It is a story about a man coming to the
He takes refuge with an older woman, Mrs. Croft, who he would later find out is one hundred and three. She is fascinated by the fact that the
Mrs. Croft is also very proper. She won’t let him have lady visitors, even though he is married. When he has a conversation with her daughter Helen, she criticizes them both for talking with out a chaperone, seeing as they are both single. She fails to realize he is married and Helen is old enough to be his mother.
When her daughter asks her what she would do if she saw a woman with a mini-skirt, Mrs. Croft replies that she would have her arrested.
I spent a great deal of time trying to figure out the significance of Mrs. Croft and her properness to the story. I have come to the conclusion that Mrs. Croft was a way for the main character to practice living with his future wife.
. The main character had been distant from his culture for many years. He had lived in
His wife, Mala, however, lived her entire life in Indian. She was raised to be proper and regard her husband with respect. When she first gets off the plane, she refuses to take off her sari at the airport. She is dressed very formally and appears to follow her country’s customs. She is the product of an old world.
He has trouble getting used to her at first.
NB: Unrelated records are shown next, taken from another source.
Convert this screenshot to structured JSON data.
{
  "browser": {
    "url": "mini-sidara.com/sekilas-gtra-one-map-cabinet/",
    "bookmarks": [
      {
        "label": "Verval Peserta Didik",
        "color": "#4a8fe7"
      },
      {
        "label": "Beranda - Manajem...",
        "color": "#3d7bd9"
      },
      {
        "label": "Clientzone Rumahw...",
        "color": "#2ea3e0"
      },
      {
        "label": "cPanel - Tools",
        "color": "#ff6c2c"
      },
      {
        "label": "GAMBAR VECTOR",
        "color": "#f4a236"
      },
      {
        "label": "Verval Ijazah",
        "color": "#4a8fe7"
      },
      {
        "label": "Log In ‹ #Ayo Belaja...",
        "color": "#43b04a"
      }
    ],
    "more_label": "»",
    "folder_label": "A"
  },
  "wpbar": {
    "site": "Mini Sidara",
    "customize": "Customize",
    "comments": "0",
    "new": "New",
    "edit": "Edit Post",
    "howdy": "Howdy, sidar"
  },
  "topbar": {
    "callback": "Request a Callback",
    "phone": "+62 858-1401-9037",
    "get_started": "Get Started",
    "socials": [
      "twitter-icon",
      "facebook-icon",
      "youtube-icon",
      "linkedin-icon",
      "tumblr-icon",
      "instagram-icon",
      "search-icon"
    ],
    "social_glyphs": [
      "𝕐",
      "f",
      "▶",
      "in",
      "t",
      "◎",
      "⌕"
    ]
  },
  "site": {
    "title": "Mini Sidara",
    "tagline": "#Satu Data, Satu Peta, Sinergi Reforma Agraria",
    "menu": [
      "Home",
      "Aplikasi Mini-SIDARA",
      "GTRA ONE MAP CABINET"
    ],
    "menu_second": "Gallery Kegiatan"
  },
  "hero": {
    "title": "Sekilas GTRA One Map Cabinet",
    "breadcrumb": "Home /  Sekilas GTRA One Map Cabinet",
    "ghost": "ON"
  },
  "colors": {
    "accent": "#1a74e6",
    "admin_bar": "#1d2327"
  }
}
He states that after the first week living with her, he had not become accustomed to her. It appears that he has trouble adjusting to her old customs. It isn’t until they take a visit to Mrs. Croft that she starts to grow on him. I believe this is because he finally realizes how similar they are.
Mrs. Croft was also a product of an older world. Granted, it was in the
I think the main character realizes the similarity by the end of the visit. He worries what Mrs. Croft will think of his wife. He wonders what she will think of Mala’s strange customs. However, un-expectantly, she calls her a perfect lady. He suddenly laughs and for the first time and his wife and he smile at each other.
The protagonist says that from that moment the distance between his wife and himself became closer. If they grew closer together, he had to have seen something in his wife that he hadn’t seen before. When Mrs. Croft gave approval to Mala, it was an indication that she and Mala were not so different because Mrs. Croft was strict on who she decided to like. This could have given the protagonist the idea that his wife was similar to the woman he had been living with for so many months, and thus the distance for himself probably wore off.